▶ **WHAT TO WORK ON**
Search the entries for lines that contain the word "number", and report each one found.

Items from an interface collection
##############################

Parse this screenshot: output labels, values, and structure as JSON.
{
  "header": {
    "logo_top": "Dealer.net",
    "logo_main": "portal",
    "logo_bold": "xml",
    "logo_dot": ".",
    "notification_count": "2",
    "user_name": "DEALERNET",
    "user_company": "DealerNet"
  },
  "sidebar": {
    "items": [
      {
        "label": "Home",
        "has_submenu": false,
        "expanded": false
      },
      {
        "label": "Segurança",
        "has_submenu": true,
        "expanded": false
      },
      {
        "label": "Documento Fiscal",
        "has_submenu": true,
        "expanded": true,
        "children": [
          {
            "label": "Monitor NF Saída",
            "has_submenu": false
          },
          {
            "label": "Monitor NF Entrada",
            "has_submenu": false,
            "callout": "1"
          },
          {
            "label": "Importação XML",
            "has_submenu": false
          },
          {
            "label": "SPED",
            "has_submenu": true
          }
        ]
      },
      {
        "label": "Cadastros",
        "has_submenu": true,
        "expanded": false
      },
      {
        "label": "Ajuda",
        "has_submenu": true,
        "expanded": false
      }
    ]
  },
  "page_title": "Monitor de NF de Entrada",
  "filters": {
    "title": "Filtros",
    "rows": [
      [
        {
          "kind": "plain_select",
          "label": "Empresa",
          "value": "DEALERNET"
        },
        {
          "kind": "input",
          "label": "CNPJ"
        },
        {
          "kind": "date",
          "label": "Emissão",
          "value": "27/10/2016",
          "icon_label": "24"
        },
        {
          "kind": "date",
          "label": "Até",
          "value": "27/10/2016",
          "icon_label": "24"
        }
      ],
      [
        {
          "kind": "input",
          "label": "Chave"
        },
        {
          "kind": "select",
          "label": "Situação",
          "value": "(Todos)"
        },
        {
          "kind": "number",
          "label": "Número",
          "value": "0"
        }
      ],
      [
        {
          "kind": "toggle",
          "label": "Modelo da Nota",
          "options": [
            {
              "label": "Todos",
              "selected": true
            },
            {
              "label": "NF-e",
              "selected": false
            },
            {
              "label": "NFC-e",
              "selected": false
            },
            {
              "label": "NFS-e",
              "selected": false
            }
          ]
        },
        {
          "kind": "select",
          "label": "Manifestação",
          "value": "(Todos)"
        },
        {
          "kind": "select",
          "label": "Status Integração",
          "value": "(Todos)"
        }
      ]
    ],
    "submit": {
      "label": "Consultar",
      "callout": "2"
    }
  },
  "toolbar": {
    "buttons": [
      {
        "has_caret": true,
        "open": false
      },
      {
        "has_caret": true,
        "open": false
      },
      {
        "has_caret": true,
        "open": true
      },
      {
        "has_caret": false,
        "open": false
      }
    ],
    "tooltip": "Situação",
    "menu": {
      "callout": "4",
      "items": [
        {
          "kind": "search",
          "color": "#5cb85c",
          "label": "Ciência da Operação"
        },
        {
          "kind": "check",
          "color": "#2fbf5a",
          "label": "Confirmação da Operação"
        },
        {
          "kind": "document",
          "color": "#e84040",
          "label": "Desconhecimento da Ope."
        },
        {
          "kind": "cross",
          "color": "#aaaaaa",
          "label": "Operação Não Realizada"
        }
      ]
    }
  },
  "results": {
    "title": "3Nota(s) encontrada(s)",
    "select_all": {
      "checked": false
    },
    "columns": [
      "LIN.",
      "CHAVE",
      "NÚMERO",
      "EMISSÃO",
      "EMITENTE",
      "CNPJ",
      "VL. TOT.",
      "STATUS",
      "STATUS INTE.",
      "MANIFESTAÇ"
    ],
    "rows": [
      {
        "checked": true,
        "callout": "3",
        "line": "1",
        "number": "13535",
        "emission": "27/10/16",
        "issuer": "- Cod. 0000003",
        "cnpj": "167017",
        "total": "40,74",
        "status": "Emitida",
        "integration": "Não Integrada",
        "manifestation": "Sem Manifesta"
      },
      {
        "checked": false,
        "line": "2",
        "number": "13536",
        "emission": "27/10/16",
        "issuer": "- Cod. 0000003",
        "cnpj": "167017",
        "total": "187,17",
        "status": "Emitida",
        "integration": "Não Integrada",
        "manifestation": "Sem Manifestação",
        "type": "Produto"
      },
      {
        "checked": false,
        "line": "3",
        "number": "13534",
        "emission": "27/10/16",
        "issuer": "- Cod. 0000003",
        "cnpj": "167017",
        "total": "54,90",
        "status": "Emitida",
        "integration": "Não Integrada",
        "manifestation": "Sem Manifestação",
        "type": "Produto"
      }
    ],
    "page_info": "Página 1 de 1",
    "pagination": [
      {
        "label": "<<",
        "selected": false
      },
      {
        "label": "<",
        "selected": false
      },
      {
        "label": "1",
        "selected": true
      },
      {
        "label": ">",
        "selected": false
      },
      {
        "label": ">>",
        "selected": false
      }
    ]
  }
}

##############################

▶ **ANSWER TO THIS TASK**
          "kind": "number",
        "number": "13535",
        "number": "13536",
        "number": "13534",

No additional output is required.